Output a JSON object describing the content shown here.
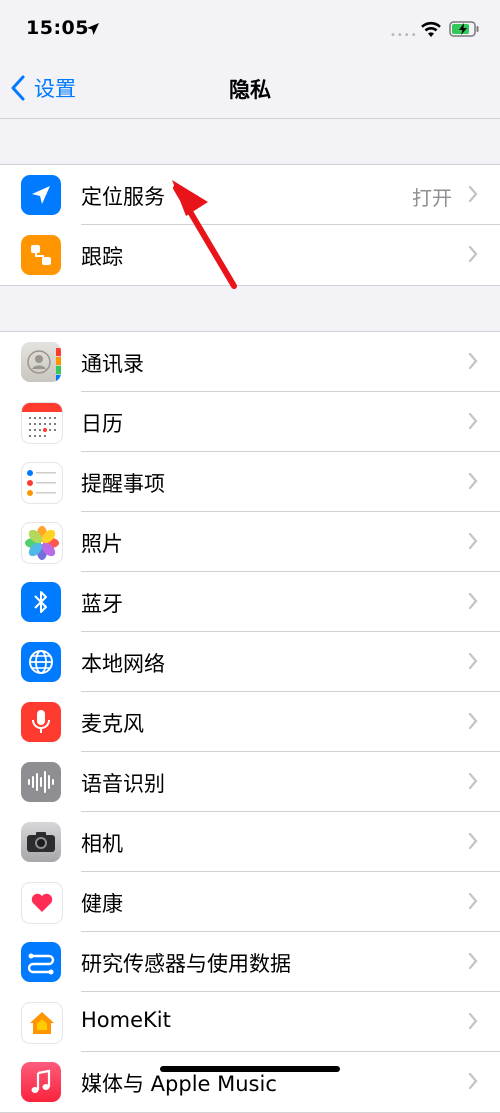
{
  "status_bar": {
    "time": "15:05",
    "signal": "••••",
    "icons": [
      "location-arrow-icon",
      "wifi-icon",
      "battery-charging-icon"
    ]
  },
  "nav": {
    "back_label": "设置",
    "title": "隐私"
  },
  "group1": [
    {
      "label": "定位服务",
      "value": "打开",
      "icon": "location-icon"
    },
    {
      "label": "跟踪",
      "value": "",
      "icon": "tracking-icon"
    }
  ],
  "group2": [
    {
      "label": "通讯录",
      "icon": "contacts-icon"
    },
    {
      "label": "日历",
      "icon": "calendar-icon"
    },
    {
      "label": "提醒事项",
      "icon": "reminders-icon"
    },
    {
      "label": "照片",
      "icon": "photos-icon"
    },
    {
      "label": "蓝牙",
      "icon": "bluetooth-icon"
    },
    {
      "label": "本地网络",
      "icon": "local-network-icon"
    },
    {
      "label": "麦克风",
      "icon": "microphone-icon"
    },
    {
      "label": "语音识别",
      "icon": "speech-recognition-icon"
    },
    {
      "label": "相机",
      "icon": "camera-icon"
    },
    {
      "label": "健康",
      "icon": "health-icon"
    },
    {
      "label": "研究传感器与使用数据",
      "icon": "research-icon"
    },
    {
      "label": "HomeKit",
      "icon": "homekit-icon"
    },
    {
      "label": "媒体与 Apple Music",
      "icon": "music-icon"
    }
  ],
  "colors": {
    "accent": "#007aff",
    "annotation_arrow": "#e8141a"
  }
}
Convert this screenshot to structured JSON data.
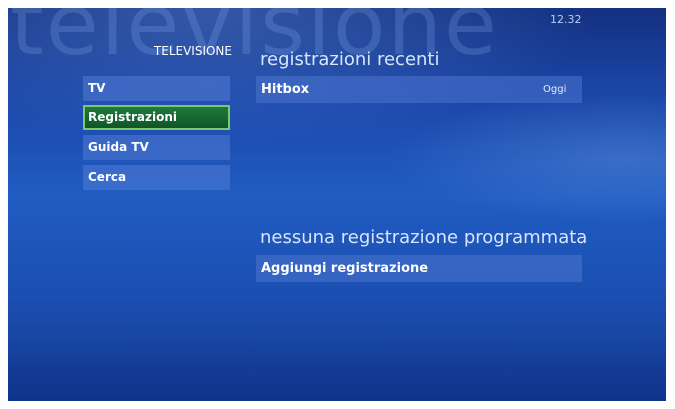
{
  "watermark": "televisione",
  "clock": "12.32",
  "section_title": "TELEVISIONE",
  "menu": {
    "items": [
      {
        "label": "TV",
        "selected": false
      },
      {
        "label": "Registrazioni",
        "selected": true
      },
      {
        "label": "Guida TV",
        "selected": false
      },
      {
        "label": "Cerca",
        "selected": false
      }
    ]
  },
  "recent": {
    "heading": "registrazioni recenti",
    "items": [
      {
        "title": "Hitbox",
        "when": "Oggi"
      }
    ]
  },
  "scheduled": {
    "heading": "nessuna registrazione programmata",
    "add_label": "Aggiungi registrazione"
  },
  "colors": {
    "selected_fill": "#1f7a3c",
    "selected_border": "#7bc86e",
    "background": "#215cc2"
  }
}
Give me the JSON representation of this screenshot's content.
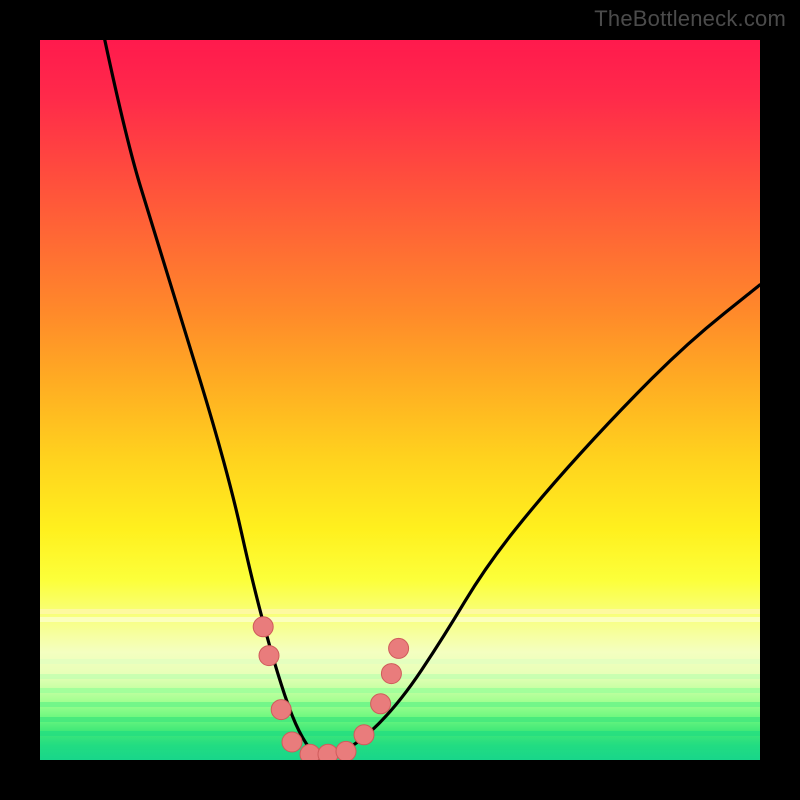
{
  "watermark": "TheBottleneck.com",
  "colors": {
    "frame": "#000000",
    "curve_stroke": "#000000",
    "marker_fill": "#e97c7c",
    "marker_stroke": "#cf5b5b"
  },
  "chart_data": {
    "type": "line",
    "title": "",
    "xlabel": "",
    "ylabel": "",
    "xlim": [
      0,
      100
    ],
    "ylim": [
      0,
      100
    ],
    "background_gradient": {
      "direction": "vertical",
      "stops": [
        {
          "pos": 0,
          "color": "#ff1a4d"
        },
        {
          "pos": 50,
          "color": "#ffd21e"
        },
        {
          "pos": 85,
          "color": "#f4ffc0"
        },
        {
          "pos": 100,
          "color": "#18d68a"
        }
      ]
    },
    "series": [
      {
        "name": "bottleneck-curve",
        "x": [
          9,
          12,
          16,
          20,
          24,
          27,
          29,
          31,
          33,
          35,
          37,
          39,
          44,
          50,
          56,
          62,
          70,
          80,
          90,
          100
        ],
        "y": [
          100,
          86,
          73,
          60,
          47,
          36,
          27,
          19,
          12,
          6,
          2,
          0,
          2,
          8,
          17,
          27,
          37,
          48,
          58,
          66
        ]
      }
    ],
    "markers": [
      {
        "x": 31.0,
        "y": 18.5
      },
      {
        "x": 31.8,
        "y": 14.5
      },
      {
        "x": 33.5,
        "y": 7.0
      },
      {
        "x": 35.0,
        "y": 2.5
      },
      {
        "x": 37.5,
        "y": 0.8
      },
      {
        "x": 40.0,
        "y": 0.8
      },
      {
        "x": 42.5,
        "y": 1.2
      },
      {
        "x": 45.0,
        "y": 3.5
      },
      {
        "x": 47.3,
        "y": 7.8
      },
      {
        "x": 48.8,
        "y": 12.0
      },
      {
        "x": 49.8,
        "y": 15.5
      }
    ]
  }
}
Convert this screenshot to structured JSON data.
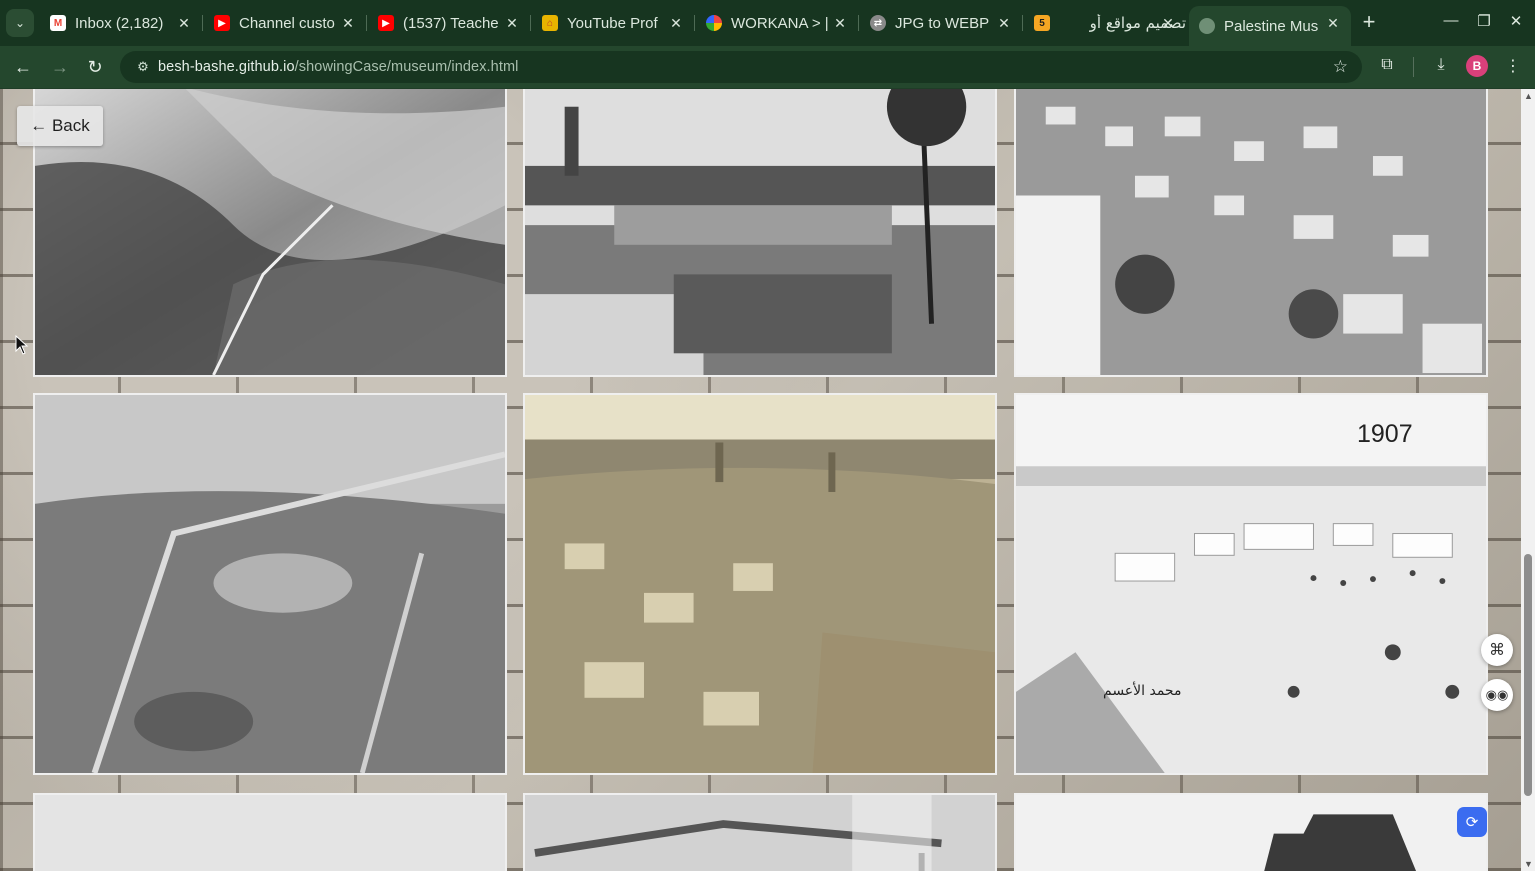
{
  "browser": {
    "tabs": [
      {
        "title": "Inbox (2,182)",
        "icon": "gmail-icon",
        "color": "#ea4335"
      },
      {
        "title": "Channel custo",
        "icon": "youtube-icon",
        "color": "#ff0000"
      },
      {
        "title": "(1537) Teache",
        "icon": "youtube-icon",
        "color": "#ff0000"
      },
      {
        "title": "YouTube Prof",
        "icon": "house-icon",
        "color": "#e8b400"
      },
      {
        "title": "WORKANA > |",
        "icon": "workana-icon",
        "color": "#7b3fe4"
      },
      {
        "title": "JPG to WEBP",
        "icon": "convert-icon",
        "color": "#cccccc"
      },
      {
        "title": "تصميم مواقع أو",
        "icon": "five-icon",
        "color": "#f5a623"
      },
      {
        "title": "Palestine Mus",
        "icon": "globe-icon",
        "color": "#6f8f76"
      }
    ],
    "tab_five_glyph": "5",
    "url_host": "besh-bashe.github.io",
    "url_path": "/showingCase/museum/index.html",
    "profile_initial": "B"
  },
  "page": {
    "back_label": "← Back",
    "photo_year": "1907",
    "photo_caption": "محمد الأعسم"
  },
  "colors": {
    "tabstrip": "#173520",
    "toolbar": "#24472d",
    "accent_avatar": "#d9407a"
  }
}
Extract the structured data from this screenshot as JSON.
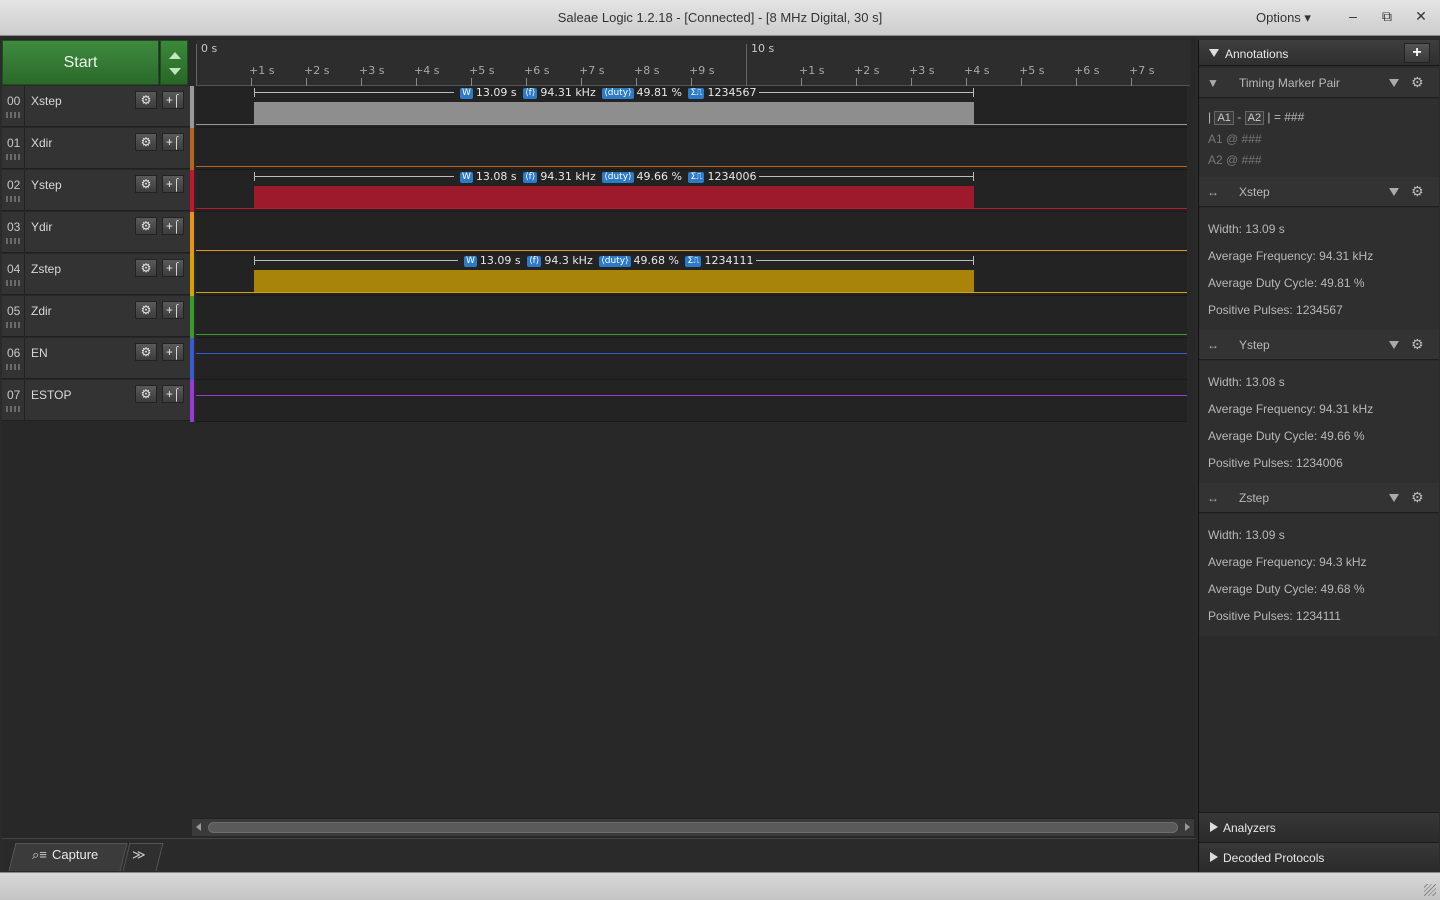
{
  "window": {
    "title": "Saleae Logic 1.2.18 - [Connected] - [8 MHz Digital, 30 s]",
    "options_label": "Options ▾",
    "minimize": "–",
    "restore": "⧉",
    "close": "✕"
  },
  "start": {
    "label": "Start"
  },
  "ruler": {
    "major": [
      "0 s",
      "10 s"
    ],
    "minor": [
      "+1 s",
      "+2 s",
      "+3 s",
      "+4 s",
      "+5 s",
      "+6 s",
      "+7 s",
      "+8 s",
      "+9 s",
      "+1 s",
      "+2 s",
      "+3 s",
      "+4 s",
      "+5 s",
      "+6 s",
      "+7 s"
    ]
  },
  "channels": [
    {
      "num": "00",
      "name": "Xstep",
      "color": "#9a9a9a"
    },
    {
      "num": "01",
      "name": "Xdir",
      "color": "#b5651d"
    },
    {
      "num": "02",
      "name": "Ystep",
      "color": "#c0192c"
    },
    {
      "num": "03",
      "name": "Ydir",
      "color": "#e8941a"
    },
    {
      "num": "04",
      "name": "Zstep",
      "color": "#d4a300"
    },
    {
      "num": "05",
      "name": "Zdir",
      "color": "#3a9a2a"
    },
    {
      "num": "06",
      "name": "EN",
      "color": "#3a5ad4"
    },
    {
      "num": "07",
      "name": "ESTOP",
      "color": "#9a3ad4"
    }
  ],
  "measurements": [
    {
      "width": "13.09 s",
      "freq": "94.31 kHz",
      "duty": "49.81 %",
      "pulses": "1234567"
    },
    {
      "width": "13.08 s",
      "freq": "94.31 kHz",
      "duty": "49.66 %",
      "pulses": "1234006"
    },
    {
      "width": "13.09 s",
      "freq": "94.3 kHz",
      "duty": "49.68 %",
      "pulses": "1234111"
    }
  ],
  "tags": {
    "w": "W",
    "f": "⟨f⟩",
    "duty": "⟨duty⟩",
    "sum": "Σ⎍"
  },
  "channel_buttons": {
    "gear": "⚙",
    "trigger": "+⌠"
  },
  "bottom": {
    "capture_label": "Capture",
    "capture_icon": "⌕≡",
    "more_icon": "≫"
  },
  "annotations": {
    "title": "Annotations",
    "add": "+",
    "timing_pair": {
      "name": "Timing Marker Pair",
      "a1": "A1",
      "a2": "A2",
      "formula_sep": "-",
      "formula_eq": "| = ###",
      "a1_line": "A1  @  ###",
      "a2_line": "A2  @  ###"
    },
    "groups": [
      {
        "name": "Xstep",
        "width": "Width: 13.09 s",
        "freq": "Average Frequency: 94.31 kHz",
        "duty": "Average Duty Cycle: 49.81 %",
        "pulses": "Positive Pulses: 1234567"
      },
      {
        "name": "Ystep",
        "width": "Width: 13.08 s",
        "freq": "Average Frequency: 94.31 kHz",
        "duty": "Average Duty Cycle: 49.66 %",
        "pulses": "Positive Pulses: 1234006"
      },
      {
        "name": "Zstep",
        "width": "Width: 13.09 s",
        "freq": "Average Frequency: 94.3 kHz",
        "duty": "Average Duty Cycle: 49.68 %",
        "pulses": "Positive Pulses: 1234111"
      }
    ],
    "group_icon": "↔",
    "pin_icon": "📍",
    "gear_icon": "⚙"
  },
  "sections": {
    "analyzers": "Analyzers",
    "decoded": "Decoded Protocols"
  }
}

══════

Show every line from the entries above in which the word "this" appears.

Convert this screenshot to structured JSON data.
Give me the JSON representation of this screenshot's content.
Convert this screenshot to structured JSON data.
Extract the structured data from this screenshot as JSON.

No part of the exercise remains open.